A high school friend – and one of the smartest guys I know – is reinventing his business. He started out in IT, became a reporter, then became a writer-for-hire, penning press kits for movie studios, among other things. That business is drying up, though, for all the obvious reasons.
So what’s he doing now? Teaching PR people to write.
The ugly not-so-secret here is that many, many people are bad at writing. And some of them (many of them?) work for PR firms. So my old friend is now dropping in at some of the most vaunted firms in the business, teaching people how to write compelling copy. And, presumably, what matters to reporters.
I love his moxie. But I’m wondering about the underlying assumptions: Can you really teach someone to write in a morning?
We only hire people who are good at writing. We test them, probe them, look at their social profiles, and parse their emails. And then we teach them: how to write emails. How to write for executives. How to write for busy people (everyone), so what you have to say gets read, and, hopefully, acted upon.
This year, teaching better writing became one of my personal responsibilities, here at Corporate Ink – to help our budding stars become even better writers. We do it in official training sessions, and many more ad hoc projects.

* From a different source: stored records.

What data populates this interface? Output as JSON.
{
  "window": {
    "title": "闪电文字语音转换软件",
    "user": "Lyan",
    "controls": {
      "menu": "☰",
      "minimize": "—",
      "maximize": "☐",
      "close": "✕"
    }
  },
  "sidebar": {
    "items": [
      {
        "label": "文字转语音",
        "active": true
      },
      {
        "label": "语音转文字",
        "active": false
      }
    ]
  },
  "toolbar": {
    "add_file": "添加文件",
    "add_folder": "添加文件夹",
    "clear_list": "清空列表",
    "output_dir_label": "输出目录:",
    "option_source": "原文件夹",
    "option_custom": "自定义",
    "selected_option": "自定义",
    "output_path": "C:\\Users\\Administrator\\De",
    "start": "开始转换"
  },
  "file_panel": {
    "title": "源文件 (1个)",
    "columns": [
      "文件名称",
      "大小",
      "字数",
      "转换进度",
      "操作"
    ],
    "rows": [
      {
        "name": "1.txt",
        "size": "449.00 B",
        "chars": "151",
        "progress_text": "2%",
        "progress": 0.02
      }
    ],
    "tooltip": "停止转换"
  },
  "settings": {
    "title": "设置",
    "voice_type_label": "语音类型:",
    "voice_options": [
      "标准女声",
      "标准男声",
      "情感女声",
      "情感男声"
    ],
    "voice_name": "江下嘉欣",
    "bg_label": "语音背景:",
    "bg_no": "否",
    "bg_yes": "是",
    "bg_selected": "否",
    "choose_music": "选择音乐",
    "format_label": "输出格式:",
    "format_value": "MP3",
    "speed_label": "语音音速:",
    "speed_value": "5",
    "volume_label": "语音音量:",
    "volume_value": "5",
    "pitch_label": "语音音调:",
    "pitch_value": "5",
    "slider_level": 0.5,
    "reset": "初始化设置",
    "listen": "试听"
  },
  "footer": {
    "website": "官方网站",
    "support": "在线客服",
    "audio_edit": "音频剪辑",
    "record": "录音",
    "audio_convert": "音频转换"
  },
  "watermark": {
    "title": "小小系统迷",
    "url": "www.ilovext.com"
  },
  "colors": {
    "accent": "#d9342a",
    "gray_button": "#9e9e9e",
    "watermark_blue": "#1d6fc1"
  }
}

I agree, learning to write starts in one session. But it takes dozens. We figure we see improvement after a few months, and a major change after a year. Or two. Because writing, like thinking, is a habit. And it takes time to shift your perspective from the me-me-me of the social posts we love to scorn, or the blah-blah-blah of what a company might want to say, to something readers, and customers, actually care about.